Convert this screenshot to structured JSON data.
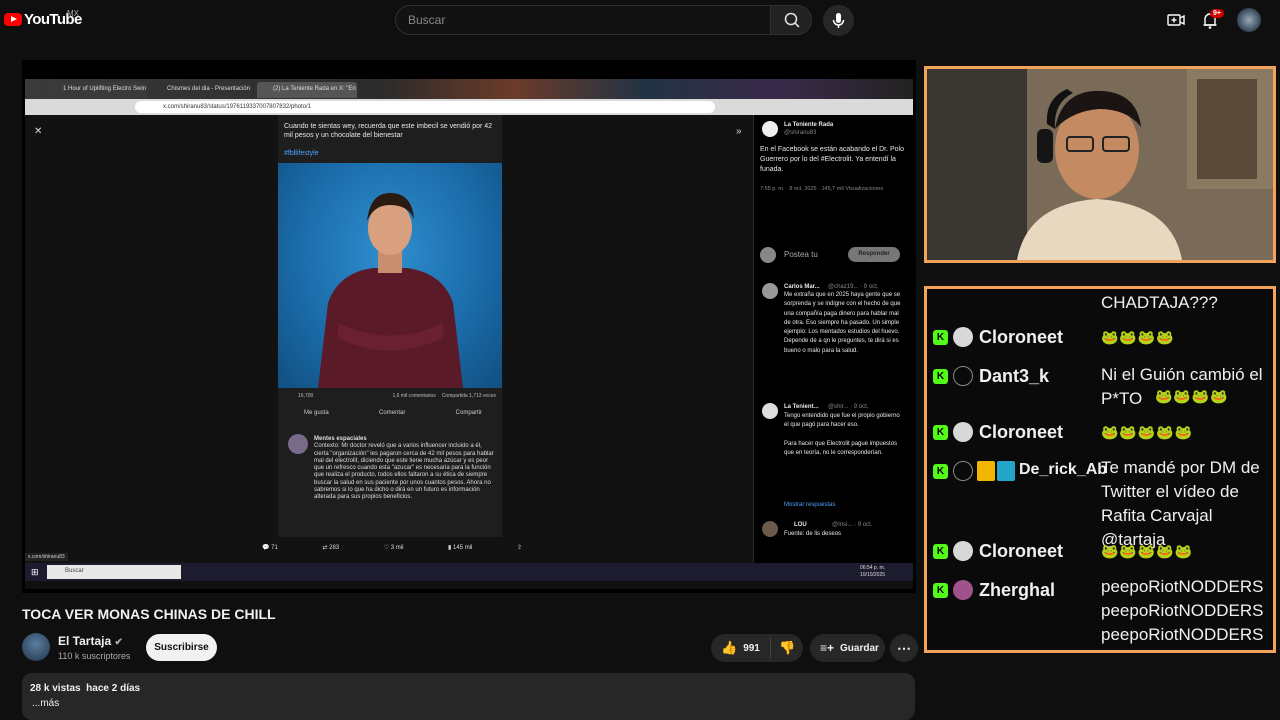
{
  "masthead": {
    "logo_text": "YouTube",
    "country": "MX",
    "search_placeholder": "Buscar",
    "notifications_badge": "9+"
  },
  "player": {
    "browser_tabs": [
      "1 Hour of Uplifting Electro Swin",
      "Chismes del dia - Presentación",
      "(2) La Teniente Rada en X: \"En e"
    ],
    "url": "x.com/shiranu83/status/1976119337007807832/photo/1",
    "post_text": "Cuando te sientas wey, recuerda que este imbecil se vendió por 42 mil pesos y un chocolate del bienestar",
    "hashtag": "#fbllifestyle",
    "fb_reactions": "16,700",
    "fb_comments": "1,6 mil comentarios",
    "fb_shares": "Compartida 1,713 veces",
    "fb_like": "Me gusta",
    "fb_comment": "Comentar",
    "fb_share": "Compartir",
    "comment_author": "Mentes espaciales",
    "comment_body": "Contexto: Mr doctor reveló que a varios influencer incluido a él, cierta \"organización\" les pagaron cerca de 42 mil pesos para hablar mal del electrolit, diciendo que este tiene mucha azúcar y es peor que un refresco cuando esta \"azucar\" es necesaria para la función que realiza el producto, todos ellos faltaron a su ética de siempre buscar la salud en sus paciente por unos cuantos pesos. Ahora no sabremos si lo que ha dicho o dirá en un futuro es información alterada para sus propios beneficios.",
    "x_replies": "71",
    "x_retweets": "283",
    "x_likes": "3 mil",
    "x_views": "145 mil",
    "tweet_author": "La Teniente Rada",
    "tweet_handle": "@shiranu83",
    "tweet_text": "En el Facebook se están acabando el Dr. Polo Guerrero por lo del #Electrolit. Ya entendí la funada.",
    "tweet_time": "7:55 p. m. · 8 oct. 2025 · 145,7 mil Visualizaciones",
    "post_reply_placeholder": "Postea tu",
    "reply_button": "Responder",
    "reply1_author": "Carlos Mar...",
    "reply1_meta": "@chaz19... · 9 oct.",
    "reply1_text": "Me extraña que en 2025 haya gente que se sorprenda y se indigne con el hecho de que una compañía paga dinero para hablar mal de otra. Eso siempre ha pasado. Un simple ejemplo: Los mentados estudios del huevo. Depende de a qn le preguntes, te dirá si es bueno o malo para la salud.",
    "reply2_author": "La Tenient...",
    "reply2_meta": "@shir... · 9 oct.",
    "reply2_text": "Tengo entendido que fue el propio gobierno el que pagó para hacer eso.\n\nPara hacer que Electrolit pague impuestos que en teoría, no le corresponderían.",
    "show_replies": "Mostrar respuestas",
    "reply3_author": "LOU",
    "reply3_meta": "@Insi... · 9 oct.",
    "reply3_text": "Fuente: de lis deseos",
    "status_link": "x.com/shiranu83",
    "taskbar_search": "Buscar",
    "clock_time": "06:54 p. m.",
    "clock_date": "10/10/2025"
  },
  "video": {
    "title": "TOCA VER MONAS CHINAS DE CHILL",
    "channel": "El Tartaja",
    "subscribers": "110 k suscriptores",
    "subscribe_label": "Suscribirse",
    "likes": "991",
    "save_label": "Guardar",
    "views": "28 k vistas",
    "age": "hace 2 días",
    "more": "...más"
  },
  "chat": {
    "top_text": "CHADTAJA???",
    "messages": [
      {
        "user": "Cloroneet",
        "text": "",
        "emotes": "🐸🐸🐸🐸"
      },
      {
        "user": "Dant3_k",
        "text": "Ni el Guión cambió el P*TO",
        "emotes": "🐸🐸🐸🐸"
      },
      {
        "user": "Cloroneet",
        "text": "",
        "emotes": "🐸🐸🐸🐸🐸"
      },
      {
        "user": "De_rick_Ab",
        "text": "Te mandé por DM de Twitter el vídeo de Rafita Carvajal @tartaja",
        "emotes": ""
      },
      {
        "user": "Cloroneet",
        "text": "",
        "emotes": "🐸🐸🐸🐸🐸"
      },
      {
        "user": "Zherghal",
        "text": "peepoRiotNODDERSpeepoRiotNODDERSpeepoRiotNODDERS",
        "emotes": ""
      }
    ]
  },
  "colors": {
    "accent_border": "#f4a35a",
    "kick_green": "#53fc18",
    "youtube_red": "#ff0000"
  }
}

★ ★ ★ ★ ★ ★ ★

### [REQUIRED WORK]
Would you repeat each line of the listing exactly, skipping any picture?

### [ANSWER SPACE]
Convert this screenshot to structured JSON data.
{
  "masthead": {
    "logo_text": "YouTube",
    "country": "MX",
    "search_placeholder": "Buscar",
    "notifications_badge": "9+"
  },
  "player": {
    "browser_tabs": [
      "1 Hour of Uplifting Electro Swin",
      "Chismes del dia - Presentación",
      "(2) La Teniente Rada en X: \"En e"
    ],
    "url": "x.com/shiranu83/status/1976119337007807832/photo/1",
    "post_text": "Cuando te sientas wey, recuerda que este imbecil se vendió por 42 mil pesos y un chocolate del bienestar",
    "hashtag": "#fbllifestyle",
    "fb_reactions": "16,700",
    "fb_comments": "1,6 mil comentarios",
    "fb_shares": "Compartida 1,713 veces",
    "fb_like": "Me gusta",
    "fb_comment": "Comentar",
    "fb_share": "Compartir",
    "comment_author": "Mentes espaciales",
    "comment_body": "Contexto: Mr doctor reveló que a varios influencer incluido a él, cierta \"organización\" les pagaron cerca de 42 mil pesos para hablar mal del electrolit, diciendo que este tiene mucha azúcar y es peor que un refresco cuando esta \"azucar\" es necesaria para la función que realiza el producto, todos ellos faltaron a su ética de siempre buscar la salud en sus paciente por unos cuantos pesos. Ahora no sabremos si lo que ha dicho o dirá en un futuro es información alterada para sus propios beneficios.",
    "x_replies": "71",
    "x_retweets": "283",
    "x_likes": "3 mil",
    "x_views": "145 mil",
    "tweet_author": "La Teniente Rada",
    "tweet_handle": "@shiranu83",
    "tweet_text": "En el Facebook se están acabando el Dr. Polo Guerrero por lo del #Electrolit. Ya entendí la funada.",
    "tweet_time": "7:55 p. m. · 8 oct. 2025 · 145,7 mil Visualizaciones",
    "post_reply_placeholder": "Postea tu",
    "reply_button": "Responder",
    "reply1_author": "Carlos Mar...",
    "reply1_meta": "@chaz19... · 9 oct.",
    "reply1_text": "Me extraña que en 2025 haya gente que se sorprenda y se indigne con el hecho de que una compañía paga dinero para hablar mal de otra. Eso siempre ha pasado. Un simple ejemplo: Los mentados estudios del huevo. Depende de a qn le preguntes, te dirá si es bueno o malo para la salud.",
    "reply2_author": "La Tenient...",
    "reply2_meta": "@shir... · 9 oct.",
    "reply2_text": "Tengo entendido que fue el propio gobierno el que pagó para hacer eso.\n\nPara hacer que Electrolit pague impuestos que en teoría, no le corresponderían.",
    "show_replies": "Mostrar respuestas",
    "reply3_author": "LOU",
    "reply3_meta": "@Insi... · 9 oct.",
    "reply3_text": "Fuente: de lis deseos",
    "status_link": "x.com/shiranu83",
    "taskbar_search": "Buscar",
    "clock_time": "06:54 p. m.",
    "clock_date": "10/10/2025"
  },
  "video": {
    "title": "TOCA VER MONAS CHINAS DE CHILL",
    "channel": "El Tartaja",
    "subscribers": "110 k suscriptores",
    "subscribe_label": "Suscribirse",
    "likes": "991",
    "save_label": "Guardar",
    "views": "28 k vistas",
    "age": "hace 2 días",
    "more": "...más"
  },
  "chat": {
    "top_text": "CHADTAJA???",
    "messages": [
      {
        "user": "Cloroneet",
        "text": "",
        "emotes": "🐸🐸🐸🐸"
      },
      {
        "user": "Dant3_k",
        "text": "Ni el Guión cambió el P*TO",
        "emotes": "🐸🐸🐸🐸"
      },
      {
        "user": "Cloroneet",
        "text": "",
        "emotes": "🐸🐸🐸🐸🐸"
      },
      {
        "user": "De_rick_Ab",
        "text": "Te mandé por DM de Twitter el vídeo de Rafita Carvajal @tartaja",
        "emotes": ""
      },
      {
        "user": "Cloroneet",
        "text": "",
        "emotes": "🐸🐸🐸🐸🐸"
      },
      {
        "user": "Zherghal",
        "text": "peepoRiotNODDERSpeepoRiotNODDERSpeepoRiotNODDERS",
        "emotes": ""
      }
    ]
  },
  "colors": {
    "accent_border": "#f4a35a",
    "kick_green": "#53fc18",
    "youtube_red": "#ff0000"
  }
}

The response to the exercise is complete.